▶ **About this exercise**:
Could you output every record below exactly, leaving out the pictures?

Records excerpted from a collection
[Start of Attachment]

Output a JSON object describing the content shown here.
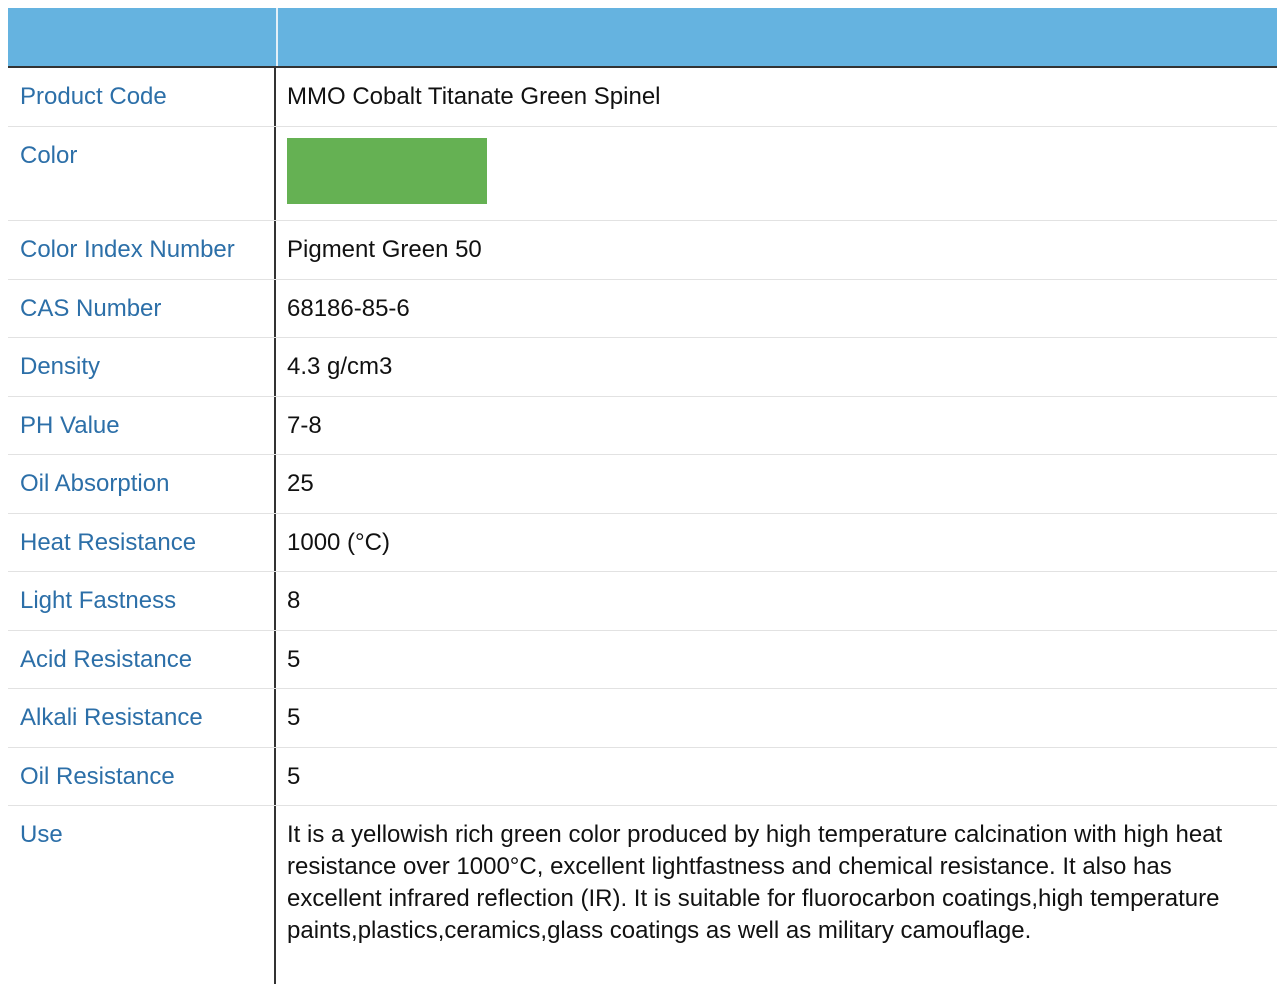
{
  "table": {
    "rows": [
      {
        "label": "Product Code",
        "value": "MMO Cobalt Titanate Green Spinel"
      },
      {
        "label": "Color",
        "swatch_color": "#65b153"
      },
      {
        "label": "Color Index Number",
        "value": "Pigment Green 50"
      },
      {
        "label": "CAS Number",
        "value": "68186-85-6"
      },
      {
        "label": "Density",
        "value": "4.3 g/cm3"
      },
      {
        "label": "PH Value",
        "value": "7-8"
      },
      {
        "label": "Oil Absorption",
        "value": "25"
      },
      {
        "label": "Heat Resistance",
        "value": "1000 (°C)"
      },
      {
        "label": "Light Fastness",
        "value": "8"
      },
      {
        "label": "Acid Resistance",
        "value": "5"
      },
      {
        "label": "Alkali Resistance",
        "value": "5"
      },
      {
        "label": "Oil Resistance",
        "value": "5"
      },
      {
        "label": "Use",
        "value": "It is a yellowish rich green color produced by high temperature calcination with high heat resistance over 1000°C, excellent lightfastness and chemical resistance. It also has excellent infrared reflection (IR). It is suitable for fluorocarbon coatings,high temperature paints,plastics,ceramics,glass coatings as well as military camouflage."
      }
    ]
  },
  "colors": {
    "header_bg": "#65b3e0",
    "label_text": "#2c6fa8"
  }
}
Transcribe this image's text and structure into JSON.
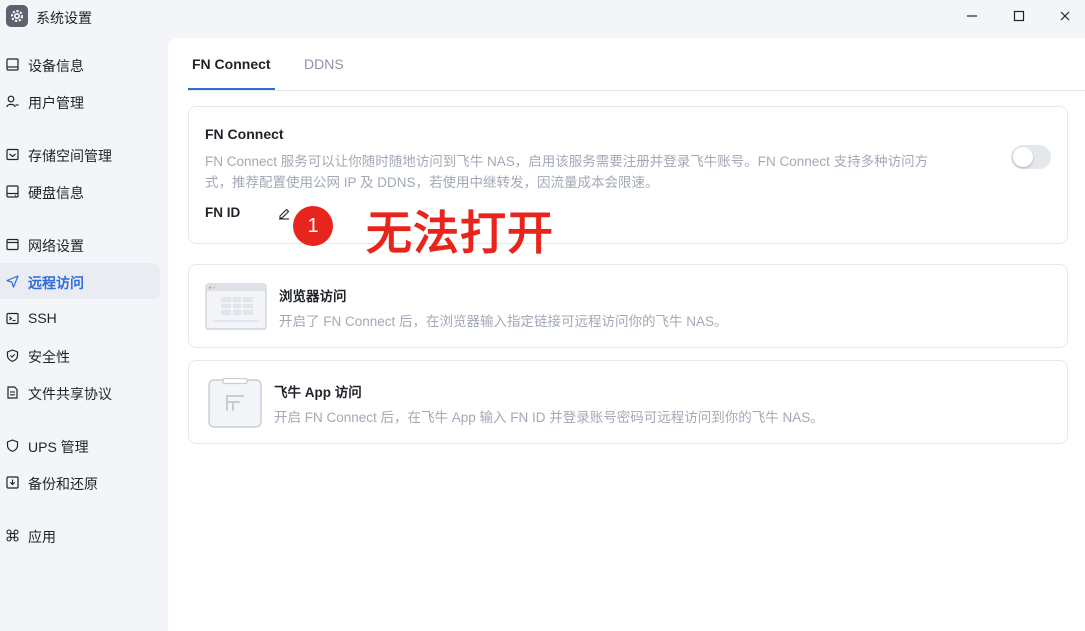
{
  "window": {
    "title": "系统设置",
    "icons": {
      "app": "gear-icon",
      "minimize": "minimize-icon",
      "maximize": "maximize-icon",
      "close": "close-icon"
    }
  },
  "sidebar": {
    "items": [
      {
        "label": "设备信息",
        "icon": "device-icon",
        "active": false
      },
      {
        "label": "用户管理",
        "icon": "user-icon",
        "active": false
      },
      {
        "label": "存储空间管理",
        "icon": "storage-icon",
        "active": false
      },
      {
        "label": "硬盘信息",
        "icon": "disk-icon",
        "active": false
      },
      {
        "label": "网络设置",
        "icon": "network-icon",
        "active": false
      },
      {
        "label": "远程访问",
        "icon": "send-icon",
        "active": true
      },
      {
        "label": "SSH",
        "icon": "terminal-icon",
        "active": false
      },
      {
        "label": "安全性",
        "icon": "shield-icon",
        "active": false
      },
      {
        "label": "文件共享协议",
        "icon": "file-icon",
        "active": false
      },
      {
        "label": "UPS 管理",
        "icon": "ups-shield-icon",
        "active": false
      },
      {
        "label": "备份和还原",
        "icon": "backup-icon",
        "active": false
      },
      {
        "label": "应用",
        "icon": "command-icon",
        "active": false
      }
    ]
  },
  "tabs": [
    {
      "label": "FN Connect",
      "active": true
    },
    {
      "label": "DDNS",
      "active": false
    }
  ],
  "fn_connect": {
    "title": "FN Connect",
    "desc_line1": "FN Connect 服务可以让你随时随地访问到飞牛 NAS，启用该服务需要注册并登录飞牛账号。FN Connect 支持多种访问方",
    "desc_line2": "式，推荐配置使用公网 IP 及 DDNS，若使用中继转发，因流量成本会限速。",
    "toggle_on": false,
    "fn_id_label": "FN ID"
  },
  "browser_access": {
    "title": "浏览器访问",
    "desc": "开启了 FN Connect 后，在浏览器输入指定链接可远程访问你的飞牛 NAS。",
    "icon": "browser-window-icon"
  },
  "app_access": {
    "title": "飞牛 App 访问",
    "desc": "开启 FN Connect 后，在飞牛 App 输入 FN ID 并登录账号密码可远程访问到你的飞牛 NAS。",
    "icon": "phone-app-icon"
  },
  "annotation": {
    "badge_number": "1",
    "text": "无法打开",
    "color": "#e8251d"
  },
  "colors": {
    "accent": "#2f6bdc",
    "muted_text": "#a2a9b6",
    "sidebar_bg": "#f3f5f8"
  }
}
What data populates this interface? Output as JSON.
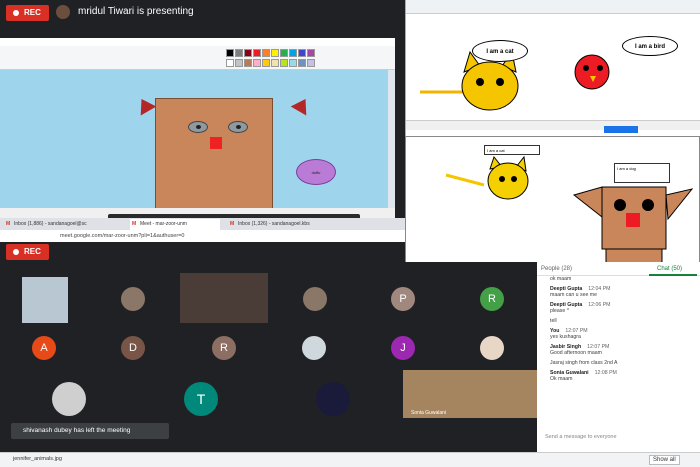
{
  "meet": {
    "rec_label": "REC",
    "presenting_text": "mridul Tiwari is presenting",
    "toast": "shivanash dubey has left the meeting",
    "self_name": "Sonia Guwalani"
  },
  "paint": {
    "cloud_text": "duffu"
  },
  "browser": {
    "tabs": [
      "Inbox (1,886) - sandanagoel@sc",
      "Meet - mar-zoor-unm",
      "Inbox (1,326) - sandanagoel.kbs"
    ],
    "url": "meet.google.com/mar-zoor-unm?pli=1&authuser=0"
  },
  "right_top": {
    "cat_bubble": "I am a cat",
    "bird_bubble": "I am a bird"
  },
  "right_bottom": {
    "cat_bubble": "I am a cat",
    "dog_bubble": "I am a dog"
  },
  "participants": {
    "letters": [
      {
        "letter": "P",
        "color": "#a1887f"
      },
      {
        "letter": "R",
        "color": "#43a047"
      },
      {
        "letter": "A",
        "color": "#e64a19"
      },
      {
        "letter": "D",
        "color": "#795548"
      },
      {
        "letter": "R",
        "color": "#8d6e63"
      },
      {
        "letter": "J",
        "color": "#9c27b0"
      },
      {
        "letter": "T",
        "color": "#00897b"
      }
    ]
  },
  "chat": {
    "people_label": "People (28)",
    "chat_label": "Chat (50)",
    "messages": [
      {
        "text": "ok maam"
      },
      {
        "name": "Deepti Gupta",
        "time": "12:04 PM",
        "text": "maam can u see me"
      },
      {
        "name": "Deepti Gupta",
        "time": "12:06 PM",
        "text": "please ^"
      },
      {
        "text": "tell"
      },
      {
        "name": "You",
        "time": "12:07 PM",
        "text": "yes kushagra"
      },
      {
        "name": "Jasbir Singh",
        "time": "12:07 PM",
        "text": "Good afternoon maam"
      },
      {
        "text": "Jasraj singh from class 2nd A"
      },
      {
        "name": "Sonia Guwalani",
        "time": "12:08 PM",
        "text": "Ok maam"
      }
    ],
    "input_placeholder": "Send a message to everyone"
  },
  "downloads": {
    "file": "jennifer_animals.jpg",
    "show_all": "Show all"
  }
}
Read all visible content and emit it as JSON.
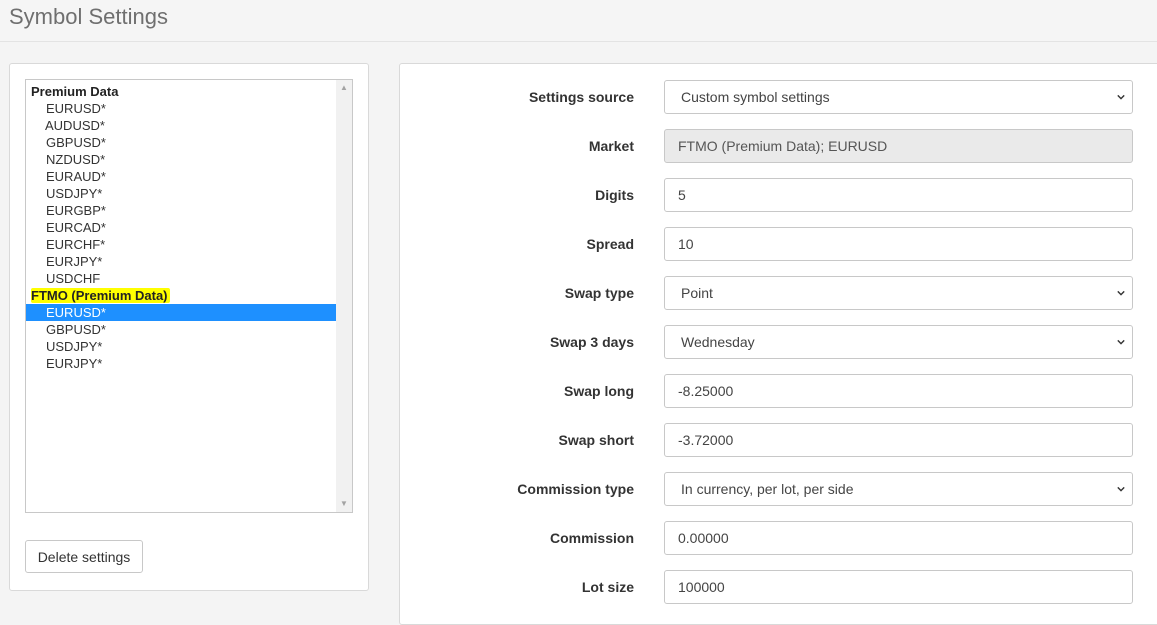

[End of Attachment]

▶ **Written reply**:
Output a JSON object describing the content shown here.
{
  "table": {
    "rows": [
      {
        "label": "Product Code",
        "value": "MMO Cobalt Titanate Green Spinel"
      },
      {
        "label": "Color",
        "swatch_color": "#65b153"
      },
      {
        "label": "Color Index Number",
        "value": "Pigment Green 50"
      },
      {
        "label": "CAS Number",
        "value": "68186-85-6"
      },
      {
        "label": "Density",
        "value": "4.3 g/cm3"
      },
      {
        "label": "PH Value",
        "value": "7-8"
      },
      {
        "label": "Oil Absorption",
        "value": "25"
      },
      {
        "label": "Heat Resistance",
        "value": "1000 (°C)"
      },
      {
        "label": "Light Fastness",
        "value": "8"
      },
      {
        "label": "Acid Resistance",
        "value": "5"
      },
      {
        "label": "Alkali Resistance",
        "value": "5"
      },
      {
        "label": "Oil Resistance",
        "value": "5"
      },
      {
        "label": "Use",
        "value": "It is a yellowish rich green color produced by high temperature calcination with high heat resistance over 1000°C, excellent lightfastness and chemical resistance. It also has excellent infrared reflection (IR). It is suitable for fluorocarbon coatings,high temperature paints,plastics,ceramics,glass coatings as well as military camouflage."
      }
    ]
  },
  "colors": {
    "header_bg": "#65b3e0",
    "label_text": "#2c6fa8"
  }
}
Transcribe this image's text and structure into JSON.
{
  "window": {
    "title": "系统设置",
    "icons": {
      "app": "gear-icon",
      "minimize": "minimize-icon",
      "maximize": "maximize-icon",
      "close": "close-icon"
    }
  },
  "sidebar": {
    "items": [
      {
        "label": "设备信息",
        "icon": "device-icon",
        "active": false
      },
      {
        "label": "用户管理",
        "icon": "user-icon",
        "active": false
      },
      {
        "label": "存储空间管理",
        "icon": "storage-icon",
        "active": false
      },
      {
        "label": "硬盘信息",
        "icon": "disk-icon",
        "active": false
      },
      {
        "label": "网络设置",
        "icon": "network-icon",
        "active": false
      },
      {
        "label": "远程访问",
        "icon": "send-icon",
        "active": true
      },
      {
        "label": "SSH",
        "icon": "terminal-icon",
        "active": false
      },
      {
        "label": "安全性",
        "icon": "shield-icon",
        "active": false
      },
      {
        "label": "文件共享协议",
        "icon": "file-icon",
        "active": false
      },
      {
        "label": "UPS 管理",
        "icon": "ups-shield-icon",
        "active": false
      },
      {
        "label": "备份和还原",
        "icon": "backup-icon",
        "active": false
      },
      {
        "label": "应用",
        "icon": "command-icon",
        "active": false
      }
    ]
  },
  "tabs": [
    {
      "label": "FN Connect",
      "active": true
    },
    {
      "label": "DDNS",
      "active": false
    }
  ],
  "fn_connect": {
    "title": "FN Connect",
    "desc_line1": "FN Connect 服务可以让你随时随地访问到飞牛 NAS，启用该服务需要注册并登录飞牛账号。FN Connect 支持多种访问方",
    "desc_line2": "式，推荐配置使用公网 IP 及 DDNS，若使用中继转发，因流量成本会限速。",
    "toggle_on": false,
    "fn_id_label": "FN ID"
  },
  "browser_access": {
    "title": "浏览器访问",
    "desc": "开启了 FN Connect 后，在浏览器输入指定链接可远程访问你的飞牛 NAS。",
    "icon": "browser-window-icon"
  },
  "app_access": {
    "title": "飞牛 App 访问",
    "desc": "开启 FN Connect 后，在飞牛 App 输入 FN ID 并登录账号密码可远程访问到你的飞牛 NAS。",
    "icon": "phone-app-icon"
  },
  "annotation": {
    "badge_number": "1",
    "text": "无法打开",
    "color": "#e8251d"
  },
  "colors": {
    "accent": "#2f6bdc",
    "muted_text": "#a2a9b6",
    "sidebar_bg": "#f3f5f8"
  }
}
What data populates this interface? Output as JSON.
{
  "meet": {
    "rec_label": "REC",
    "presenting_text": "mridul Tiwari is presenting",
    "toast": "shivanash dubey has left the meeting",
    "self_name": "Sonia Guwalani"
  },
  "paint": {
    "cloud_text": "duffu"
  },
  "browser": {
    "tabs": [
      "Inbox (1,886) - sandanagoel@sc",
      "Meet - mar-zoor-unm",
      "Inbox (1,326) - sandanagoel.kbs"
    ],
    "url": "meet.google.com/mar-zoor-unm?pli=1&authuser=0"
  },
  "right_top": {
    "cat_bubble": "I am a cat",
    "bird_bubble": "I am a bird"
  },
  "right_bottom": {
    "cat_bubble": "I am a cat",
    "dog_bubble": "I am a dog"
  },
  "participants": {
    "letters": [
      {
        "letter": "P",
        "color": "#a1887f"
      },
      {
        "letter": "R",
        "color": "#43a047"
      },
      {
        "letter": "A",
        "color": "#e64a19"
      },
      {
        "letter": "D",
        "color": "#795548"
      },
      {
        "letter": "R",
        "color": "#8d6e63"
      },
      {
        "letter": "J",
        "color": "#9c27b0"
      },
      {
        "letter": "T",
        "color": "#00897b"
      }
    ]
  },
  "chat": {
    "people_label": "People (28)",
    "chat_label": "Chat (50)",
    "messages": [
      {
        "text": "ok maam"
      },
      {
        "name": "Deepti Gupta",
        "time": "12:04 PM",
        "text": "maam can u see me"
      },
      {
        "name": "Deepti Gupta",
        "time": "12:06 PM",
        "text": "please ^"
      },
      {
        "text": "tell"
      },
      {
        "name": "You",
        "time": "12:07 PM",
        "text": "yes kushagra"
      },
      {
        "name": "Jasbir Singh",
        "time": "12:07 PM",
        "text": "Good afternoon maam"
      },
      {
        "text": "Jasraj singh from class 2nd A"
      },
      {
        "name": "Sonia Guwalani",
        "time": "12:08 PM",
        "text": "Ok maam"
      }
    ],
    "input_placeholder": "Send a message to everyone"
  },
  "downloads": {
    "file": "jennifer_animals.jpg",
    "show_all": "Show all"
  }
}
Read all visible content and emit it as JSON.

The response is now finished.